What the task requires: Scan the following material for the string "опять" and copy each line in which it appears.

Input:

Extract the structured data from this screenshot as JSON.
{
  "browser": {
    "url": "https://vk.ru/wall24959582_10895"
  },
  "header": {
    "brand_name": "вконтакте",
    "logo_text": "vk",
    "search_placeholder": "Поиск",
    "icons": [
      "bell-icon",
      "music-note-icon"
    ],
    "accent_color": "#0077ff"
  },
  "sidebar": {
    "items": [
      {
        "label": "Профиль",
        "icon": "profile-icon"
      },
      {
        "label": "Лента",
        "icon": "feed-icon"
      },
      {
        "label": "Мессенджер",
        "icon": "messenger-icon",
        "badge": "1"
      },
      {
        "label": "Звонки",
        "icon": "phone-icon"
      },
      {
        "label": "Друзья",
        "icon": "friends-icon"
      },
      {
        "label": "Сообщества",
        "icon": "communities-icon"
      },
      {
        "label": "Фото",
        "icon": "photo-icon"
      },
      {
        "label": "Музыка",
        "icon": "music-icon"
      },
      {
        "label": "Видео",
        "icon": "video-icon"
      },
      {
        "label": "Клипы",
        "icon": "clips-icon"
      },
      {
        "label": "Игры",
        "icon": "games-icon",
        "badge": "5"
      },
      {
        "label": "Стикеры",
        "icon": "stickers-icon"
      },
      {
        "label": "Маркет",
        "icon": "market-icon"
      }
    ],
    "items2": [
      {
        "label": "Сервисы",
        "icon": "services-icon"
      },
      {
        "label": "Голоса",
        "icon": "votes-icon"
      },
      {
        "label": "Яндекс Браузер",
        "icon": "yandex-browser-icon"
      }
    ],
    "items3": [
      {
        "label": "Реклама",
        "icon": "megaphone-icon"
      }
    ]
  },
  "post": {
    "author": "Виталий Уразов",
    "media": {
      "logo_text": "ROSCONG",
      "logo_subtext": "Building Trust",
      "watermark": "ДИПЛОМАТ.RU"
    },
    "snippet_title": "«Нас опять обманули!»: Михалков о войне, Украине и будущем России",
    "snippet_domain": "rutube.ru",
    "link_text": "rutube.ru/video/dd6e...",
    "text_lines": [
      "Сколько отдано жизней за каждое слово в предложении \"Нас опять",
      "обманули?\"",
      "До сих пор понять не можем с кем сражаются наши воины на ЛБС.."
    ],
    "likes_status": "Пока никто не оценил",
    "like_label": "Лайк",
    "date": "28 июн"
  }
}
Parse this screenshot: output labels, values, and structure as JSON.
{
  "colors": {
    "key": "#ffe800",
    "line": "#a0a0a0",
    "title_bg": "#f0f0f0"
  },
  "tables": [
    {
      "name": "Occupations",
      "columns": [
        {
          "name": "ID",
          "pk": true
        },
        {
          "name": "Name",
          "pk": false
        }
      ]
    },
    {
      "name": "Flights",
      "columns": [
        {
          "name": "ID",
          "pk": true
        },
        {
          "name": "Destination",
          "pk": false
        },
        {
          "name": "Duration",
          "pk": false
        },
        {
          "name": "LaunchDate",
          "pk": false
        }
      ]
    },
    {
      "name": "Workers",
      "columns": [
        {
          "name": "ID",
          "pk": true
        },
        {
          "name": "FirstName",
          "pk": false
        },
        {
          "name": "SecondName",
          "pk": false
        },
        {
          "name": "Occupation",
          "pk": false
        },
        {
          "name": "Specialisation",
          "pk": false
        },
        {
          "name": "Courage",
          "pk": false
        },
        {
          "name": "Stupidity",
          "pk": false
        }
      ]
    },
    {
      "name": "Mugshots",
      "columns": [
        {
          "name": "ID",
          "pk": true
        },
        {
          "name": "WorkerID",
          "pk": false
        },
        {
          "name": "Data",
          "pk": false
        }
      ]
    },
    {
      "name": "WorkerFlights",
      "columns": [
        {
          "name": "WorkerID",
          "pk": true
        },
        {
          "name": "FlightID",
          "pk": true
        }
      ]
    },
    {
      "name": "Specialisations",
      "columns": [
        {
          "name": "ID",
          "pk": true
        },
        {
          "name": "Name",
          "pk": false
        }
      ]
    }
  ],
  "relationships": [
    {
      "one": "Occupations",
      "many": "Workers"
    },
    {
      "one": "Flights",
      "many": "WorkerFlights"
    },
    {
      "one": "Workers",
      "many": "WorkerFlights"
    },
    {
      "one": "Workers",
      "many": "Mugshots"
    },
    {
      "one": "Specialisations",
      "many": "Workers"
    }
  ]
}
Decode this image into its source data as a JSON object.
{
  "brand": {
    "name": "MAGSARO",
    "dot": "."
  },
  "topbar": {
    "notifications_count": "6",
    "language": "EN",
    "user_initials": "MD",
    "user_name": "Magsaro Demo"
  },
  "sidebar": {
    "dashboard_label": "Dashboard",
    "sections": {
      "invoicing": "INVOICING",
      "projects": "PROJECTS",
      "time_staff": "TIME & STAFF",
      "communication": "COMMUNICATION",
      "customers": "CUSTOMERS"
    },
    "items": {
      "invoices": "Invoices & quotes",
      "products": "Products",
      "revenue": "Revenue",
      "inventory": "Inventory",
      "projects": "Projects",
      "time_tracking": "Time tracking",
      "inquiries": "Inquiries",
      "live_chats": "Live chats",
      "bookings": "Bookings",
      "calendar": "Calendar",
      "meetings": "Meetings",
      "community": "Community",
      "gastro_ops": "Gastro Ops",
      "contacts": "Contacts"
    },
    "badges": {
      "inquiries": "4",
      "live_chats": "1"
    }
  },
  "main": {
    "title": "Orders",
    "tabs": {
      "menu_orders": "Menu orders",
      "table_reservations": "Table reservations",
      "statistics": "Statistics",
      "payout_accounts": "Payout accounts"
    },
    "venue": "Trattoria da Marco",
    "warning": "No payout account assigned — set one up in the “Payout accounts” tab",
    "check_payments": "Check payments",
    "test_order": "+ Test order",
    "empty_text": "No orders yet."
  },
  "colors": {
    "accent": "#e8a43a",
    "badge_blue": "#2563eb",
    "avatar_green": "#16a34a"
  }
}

Exercise answer:
    "snippet_title": "«Нас опять обманули!»: Михалков о войне, Украине и будущем России",
      "Сколько отдано жизней за каждое слово в предложении \"Нас опять",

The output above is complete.